Ted, my husband, asked me to introduce his story because I am the one who heard it first. We had been married for two years when his “gift” was given to us. It was about 4:00 a.m. on a Sunday morning. We were both asleep in our home in Tonkawa, Oklahoma, when he sat up in bed and said, “I know how I died!” I awoke to those words, astonished as he began to tell the end of his life in a different-sounding voice and using words and a dialect I had not heard before. After a few moments of an intense outpouring of emotional facts, places, names, and events, I knew I had to write “his story” down on paper. I climbed out of bed in the dark, found a legal-size yellow pad and pencil and began writing as fast as I could. He did not slow down to help me catch up; the tale just kept flowing from his mouth. The hairs on my arms stood on end and chills continued as he told in detail events that happened over one hundred years ago. My fingers began to cramp as I kept trying to keep up with him. The descriptions were so vivid that I could visualize what he was saying like a movie playing before my eyes. Eventually we hurried to the living room after I found a small tape recorder in our dresser drawer. Ted continued to talk in this unusual voice, causing me to laugh and cry as this true-to-life saga of the 1870s began to unravel. He told me how he died at about the age of sixty. Then he went to the beginning, when Tom Summers, who was sixteen years old, left home to join the Union Army. He lied about his age and was able to join the army and fight in the Civil War. The journey takes you into the war, on into Indian Territory and westward. Every day for Tom was an adventure, and Ted will share it with you. Anyone who meets Ted is drawn to him instantly. His manner is one of confidence: of a very genuine, honest, loveable guy. He will win you over with his “Just one more story” or a big bear hug if you are not careful. We met at a teen hop in the 1950s, when I was fifteen and he was seventeen. We dated in rural America for about a year. He was then leaving the farm to go to Oklahoma State University, and he asked me to marry him. We both married other people and raised our children. Forty-one years later, we discovered each other again. This time, I said, “Yes.” Join us on our fascinating journey into the Old West as seen through Tom Summers’s “beautiful blue eyes.

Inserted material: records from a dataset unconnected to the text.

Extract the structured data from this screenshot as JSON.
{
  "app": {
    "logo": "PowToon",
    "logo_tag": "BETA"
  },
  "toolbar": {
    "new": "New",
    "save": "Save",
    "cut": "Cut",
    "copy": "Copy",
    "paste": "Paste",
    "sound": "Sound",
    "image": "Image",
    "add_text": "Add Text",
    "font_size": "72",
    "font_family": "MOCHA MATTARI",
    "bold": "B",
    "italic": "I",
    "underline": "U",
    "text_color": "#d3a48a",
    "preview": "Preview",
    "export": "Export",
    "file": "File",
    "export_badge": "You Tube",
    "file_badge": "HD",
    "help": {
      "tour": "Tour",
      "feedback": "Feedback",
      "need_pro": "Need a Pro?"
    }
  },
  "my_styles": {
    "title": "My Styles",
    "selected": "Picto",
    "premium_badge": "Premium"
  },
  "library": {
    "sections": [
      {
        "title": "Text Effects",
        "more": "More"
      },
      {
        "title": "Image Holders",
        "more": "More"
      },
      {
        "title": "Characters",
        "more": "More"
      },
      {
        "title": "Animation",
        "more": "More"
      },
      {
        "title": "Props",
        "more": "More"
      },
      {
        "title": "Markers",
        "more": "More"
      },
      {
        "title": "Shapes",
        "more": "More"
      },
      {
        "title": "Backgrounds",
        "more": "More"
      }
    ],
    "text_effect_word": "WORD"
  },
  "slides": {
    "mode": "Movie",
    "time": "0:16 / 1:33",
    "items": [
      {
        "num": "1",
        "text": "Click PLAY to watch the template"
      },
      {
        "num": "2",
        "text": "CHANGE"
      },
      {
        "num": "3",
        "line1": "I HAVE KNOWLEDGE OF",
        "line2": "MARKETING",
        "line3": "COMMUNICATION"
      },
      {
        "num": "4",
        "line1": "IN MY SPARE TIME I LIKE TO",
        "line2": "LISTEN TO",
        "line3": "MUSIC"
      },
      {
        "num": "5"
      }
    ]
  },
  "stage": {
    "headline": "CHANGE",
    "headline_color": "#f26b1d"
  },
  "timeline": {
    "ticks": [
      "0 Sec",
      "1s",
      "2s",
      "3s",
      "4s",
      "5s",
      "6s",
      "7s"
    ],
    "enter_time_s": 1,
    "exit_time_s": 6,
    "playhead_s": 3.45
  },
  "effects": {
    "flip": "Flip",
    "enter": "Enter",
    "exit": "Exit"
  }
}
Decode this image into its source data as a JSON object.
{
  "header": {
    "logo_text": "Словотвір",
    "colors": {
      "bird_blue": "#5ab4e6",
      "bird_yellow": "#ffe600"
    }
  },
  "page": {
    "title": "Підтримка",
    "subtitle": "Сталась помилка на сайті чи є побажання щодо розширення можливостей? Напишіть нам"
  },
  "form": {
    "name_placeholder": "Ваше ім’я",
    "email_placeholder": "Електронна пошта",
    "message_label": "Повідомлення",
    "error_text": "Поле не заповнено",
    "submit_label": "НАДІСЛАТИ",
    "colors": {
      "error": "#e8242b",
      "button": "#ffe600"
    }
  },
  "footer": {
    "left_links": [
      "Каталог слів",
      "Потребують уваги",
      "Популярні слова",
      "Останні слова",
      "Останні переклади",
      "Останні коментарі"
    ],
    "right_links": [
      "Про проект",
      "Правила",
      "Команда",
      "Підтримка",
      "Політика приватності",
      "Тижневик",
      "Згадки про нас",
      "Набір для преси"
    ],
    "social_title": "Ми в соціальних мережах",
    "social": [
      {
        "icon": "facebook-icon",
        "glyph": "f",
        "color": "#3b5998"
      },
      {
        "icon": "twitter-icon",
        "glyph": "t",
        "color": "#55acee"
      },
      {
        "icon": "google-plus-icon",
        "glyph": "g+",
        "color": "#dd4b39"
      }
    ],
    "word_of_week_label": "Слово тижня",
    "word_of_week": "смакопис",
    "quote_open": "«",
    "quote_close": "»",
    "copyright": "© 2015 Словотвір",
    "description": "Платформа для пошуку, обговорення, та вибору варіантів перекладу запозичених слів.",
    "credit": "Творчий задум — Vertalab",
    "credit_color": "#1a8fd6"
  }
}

Linda Riddle (A True-To-Life Western Story: No Lookin' Back)
It was about 4:00 a.m. on a Sunday morning. We were both asleep in our home in Tonkawa, Oklahoma, when he sat up in bed and said, ‘I know how I died!’ I awoke to those words, astonished as he began to tell the end of his life in a different-sounding voice and using words and a dialect I had not heard before. After a few moments of an intense outpouring of emotional facts, places, names, and events, I knew I had to write ‘his story’ down on paper.
Linda Riddle (A True-To-Life Western Story: No Lookin' Back)
I set a line and looked back at the valley. It was like a green open hand among the hills. The cliffs stood near and far, red, gray, black. In the valley chimneys began to smoke, one of them mine. Ingi was up. A green offering hand, our valley, corn-giver, fire-giver, water-giver, keeper of men and beasts. The other hand that fed us was this blue hand of the sea, which was treacherous, which had claws to it, which took more than ever it gave. Today it was peaceable enough. Blue hand and green hand lay together, like praying, in the summer dawn.
George Mackay Brown (A Time To Keep and Other Stories)